St. John the Baptist Armenian Apostolic Church of Milwaukee hosted a one-day Armenian genealogy conference on Saturday, November 3. Lyle Dadian began the day by thanking all those who had made the program possible and introduced each of the featured speakers.
Tracy Rivest Keeney, the administrator of the widely popular Armenian genealogy Facebook group, was the first presenter. She detailed the most useful first steps for beginning genealogists. Weaving in her own personal stories and family photographs, Keeney explained what resources are available, as well as how best to use them. The most useful place to begin is with living relatives; Keeney recounted unique family documents received from those as distant as 5th cousins.
Mark Arslan followed with a presentation explaining the origins and methods for creating the Armenian Immigration Project, the most important and useful website devoted specifically to Armenian genealogy. Arslan explained not only the various records found on the website, but also how they are being linked to expand our understanding of the paths each of our families have taken. The website contains census, military, naturalization, passenger ship manifests, as well as ads placed in the Hairenik newspaper looking for lost relatives in 1919 and 1920, and so much more.
New information is constantly being added to the website, which now contains over 120,000 records pertaining to Armenians. Arslan gave specific examples of how best to make use of the website, often getting gasps of excitement from the audience when information on a relative was displayed on random sample reports.
In the final presentation of the day, ARF Eastern Region Central Committee member George Aghjayan gave examples of the Armenian source records available inside and outside of the United States. Drawing on his seven part series in the Armenian Weekly, Aghjayan explained the additional value Armenian sacramental records supply when compared to civil records.

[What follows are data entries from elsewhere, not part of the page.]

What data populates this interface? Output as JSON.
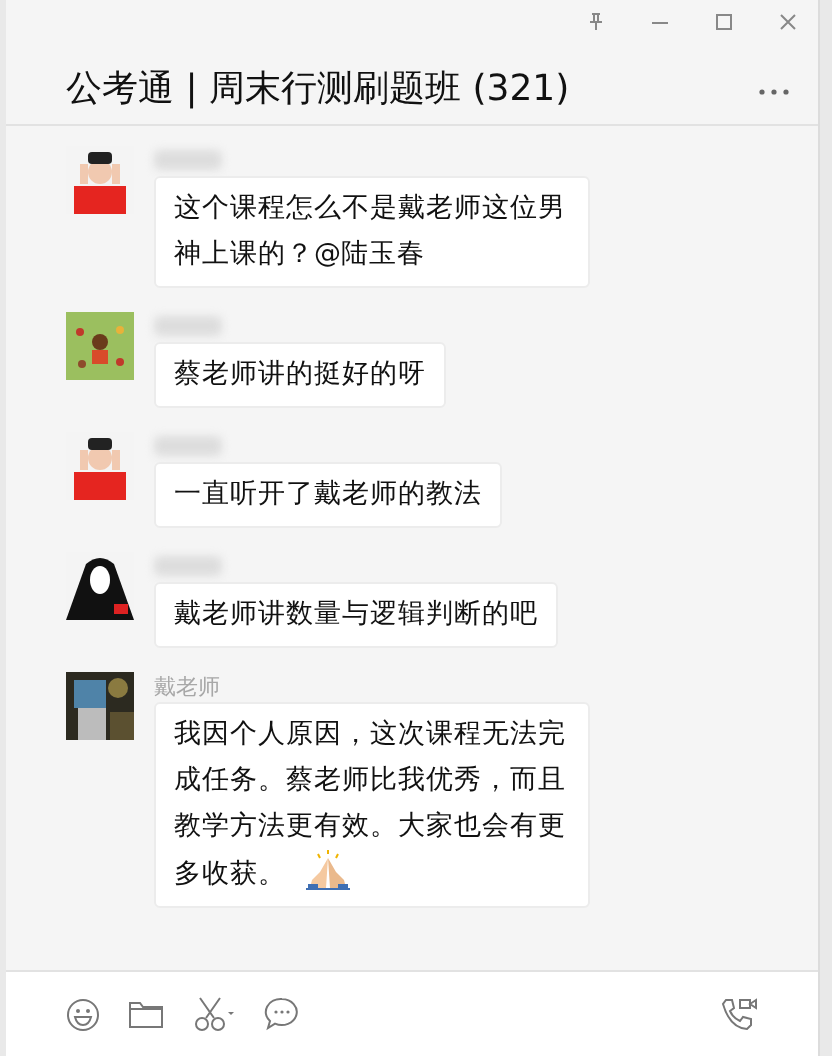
{
  "window": {
    "title": "公考通 | 周末行测刷题班 (321)"
  },
  "messages": [
    {
      "text": "这个课程怎么不是戴老师这位男神上课的？@陆玉春",
      "emoji": false
    },
    {
      "text": "蔡老师讲的挺好的呀",
      "emoji": false
    },
    {
      "text": "一直听开了戴老师的教法",
      "emoji": false
    },
    {
      "text": "戴老师讲数量与逻辑判断的吧",
      "emoji": false
    },
    {
      "sender": "戴老师",
      "text": "我因个人原因，这次课程无法完成任务。蔡老师比我优秀，而且教学方法更有效。大家也会有更多收获。",
      "emoji": true
    }
  ]
}
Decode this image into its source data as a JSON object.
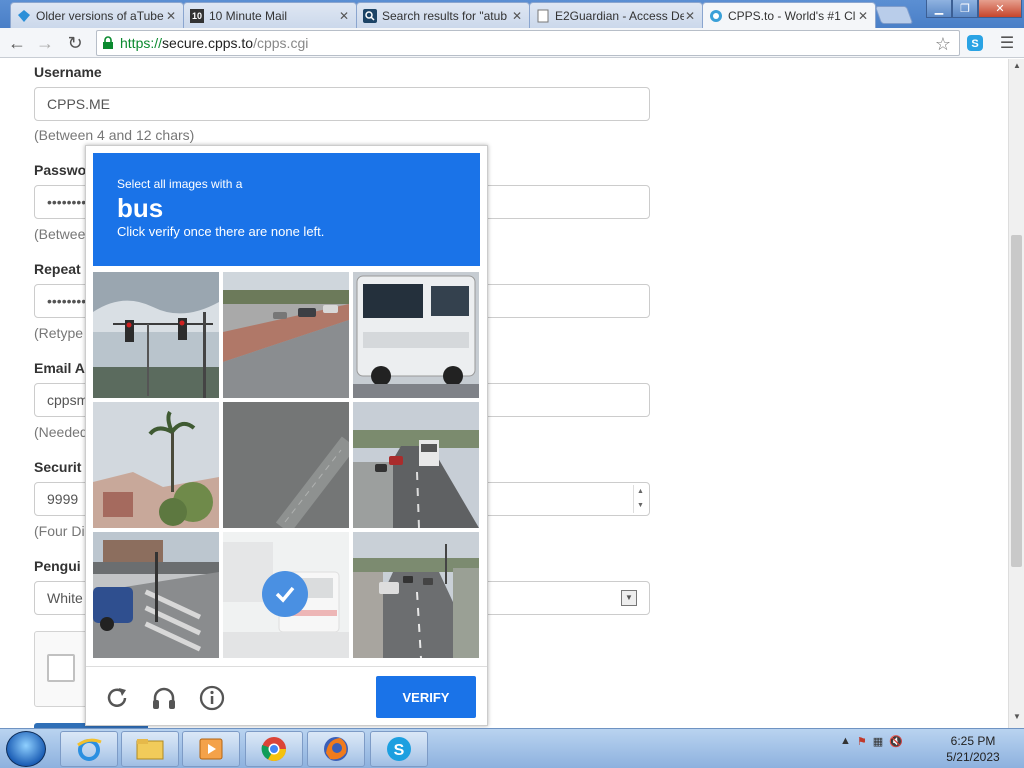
{
  "browser": {
    "tabs": [
      {
        "title": "Older versions of aTube",
        "favicon": "diamond-icon"
      },
      {
        "title": "10 Minute Mail",
        "favicon": "10-icon"
      },
      {
        "title": "Search results for \"atub",
        "favicon": "search-icon"
      },
      {
        "title": "E2Guardian - Access De",
        "favicon": "page-icon"
      },
      {
        "title": "CPPS.to - World's #1 Cl",
        "favicon": "cpps-icon",
        "active": true
      }
    ],
    "url_proto": "https://",
    "url_host": "secure.cpps.to",
    "url_path": "/cpps.cgi"
  },
  "form": {
    "username_label": "Username",
    "username_value": "CPPS.ME",
    "username_help": "(Between 4 and 12 chars)",
    "password_label": "Passwo",
    "password_value": "••••••••",
    "password_help": "(Betwee",
    "repeat_label": "Repeat",
    "repeat_value": "••••••••",
    "repeat_help": "(Retype",
    "email_label": "Email A",
    "email_value": "cppsm",
    "email_help": "(Needed",
    "security_label": "Securit",
    "security_value": "9999",
    "security_help": "(Four Di",
    "penguin_label": "Pengui",
    "penguin_value": "White"
  },
  "challenge": {
    "intro": "Select all images with a",
    "object": "bus",
    "note": "Click verify once there are none left.",
    "verify_label": "VERIFY",
    "tiles": [
      {
        "scene": "traffic-lights",
        "selected": false
      },
      {
        "scene": "road-cars",
        "selected": false
      },
      {
        "scene": "bus-closeup",
        "selected": false
      },
      {
        "scene": "palm-houses",
        "selected": false
      },
      {
        "scene": "aerial-road",
        "selected": false
      },
      {
        "scene": "street-bus",
        "selected": false
      },
      {
        "scene": "crosswalk-car",
        "selected": false
      },
      {
        "scene": "storefront-bus",
        "selected": true
      },
      {
        "scene": "wide-street",
        "selected": false
      }
    ]
  },
  "taskbar": {
    "time": "6:25 PM",
    "date": "5/21/2023",
    "apps": [
      "internet-explorer-icon",
      "file-explorer-icon",
      "media-player-icon",
      "chrome-icon",
      "firefox-icon",
      "skype-icon"
    ]
  },
  "colors": {
    "challenge_blue": "#1a73e8",
    "url_green": "#0b8a2f",
    "check_blue": "#4a90e2"
  }
}
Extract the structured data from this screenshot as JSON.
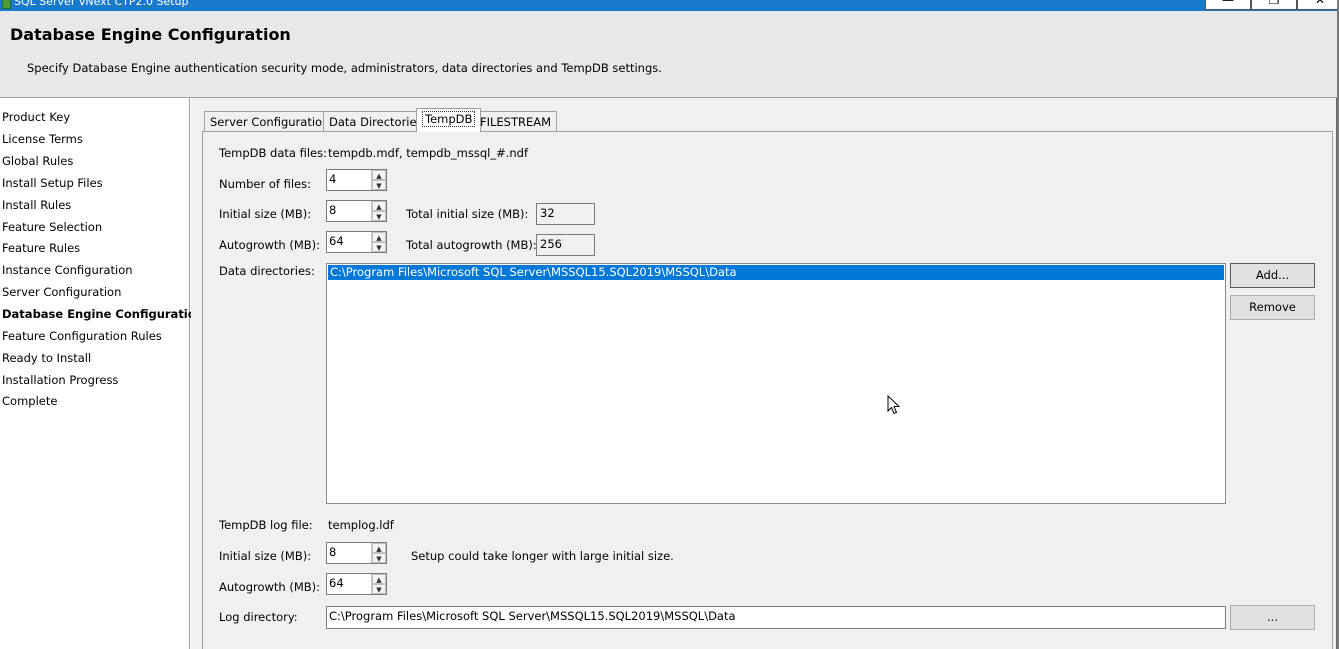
{
  "window": {
    "title": "SQL Server vNext CTP2.0 Setup",
    "minimize_glyph": "—",
    "restore_glyph": "❐",
    "close_glyph": "✕"
  },
  "header": {
    "title": "Database Engine Configuration",
    "subtitle": "Specify Database Engine authentication security mode, administrators, data directories and TempDB settings."
  },
  "sidebar": {
    "steps": [
      {
        "label": "Product Key"
      },
      {
        "label": "License Terms"
      },
      {
        "label": "Global Rules"
      },
      {
        "label": "Install Setup Files"
      },
      {
        "label": "Install Rules"
      },
      {
        "label": "Feature Selection"
      },
      {
        "label": "Feature Rules"
      },
      {
        "label": "Instance Configuration"
      },
      {
        "label": "Server Configuration"
      },
      {
        "label": "Database Engine Configuration",
        "active": true
      },
      {
        "label": "Feature Configuration Rules"
      },
      {
        "label": "Ready to Install"
      },
      {
        "label": "Installation Progress"
      },
      {
        "label": "Complete"
      }
    ]
  },
  "tabs": [
    {
      "label": "Server Configuration"
    },
    {
      "label": "Data Directories"
    },
    {
      "label": "TempDB",
      "selected": true
    },
    {
      "label": "FILESTREAM"
    }
  ],
  "tempdb": {
    "data_files_label": "TempDB data files:",
    "data_files_value": "tempdb.mdf, tempdb_mssql_#.ndf",
    "num_files_label": "Number of files:",
    "num_files_value": "4",
    "initial_size_label": "Initial size (MB):",
    "initial_size_value": "8",
    "total_initial_label": "Total initial size (MB):",
    "total_initial_value": "32",
    "autogrowth_label": "Autogrowth (MB):",
    "autogrowth_value": "64",
    "total_autogrowth_label": "Total autogrowth (MB):",
    "total_autogrowth_value": "256",
    "data_dirs_label": "Data directories:",
    "data_dirs": [
      "C:\\Program Files\\Microsoft SQL Server\\MSSQL15.SQL2019\\MSSQL\\Data"
    ],
    "add_button": "Add...",
    "remove_button": "Remove",
    "log_file_label": "TempDB log file:",
    "log_file_value": "templog.ldf",
    "log_initial_size_label": "Initial size (MB):",
    "log_initial_size_value": "8",
    "log_warning": "Setup could take longer with large initial size.",
    "log_autogrowth_label": "Autogrowth (MB):",
    "log_autogrowth_value": "64",
    "log_dir_label": "Log directory:",
    "log_dir_value": "C:\\Program Files\\Microsoft SQL Server\\MSSQL15.SQL2019\\MSSQL\\Data",
    "browse_button": "..."
  },
  "spinner": {
    "up_glyph": "▲",
    "down_glyph": "▼"
  }
}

Baptism, marriage, funeral and even Armenian census records were detailed as well as the records of those who had repatriated to Soviet Armenia in the late 1940s. Aghjayan closed with an overview of DNA testing results and a personal account of why it is so important for Armenians to test.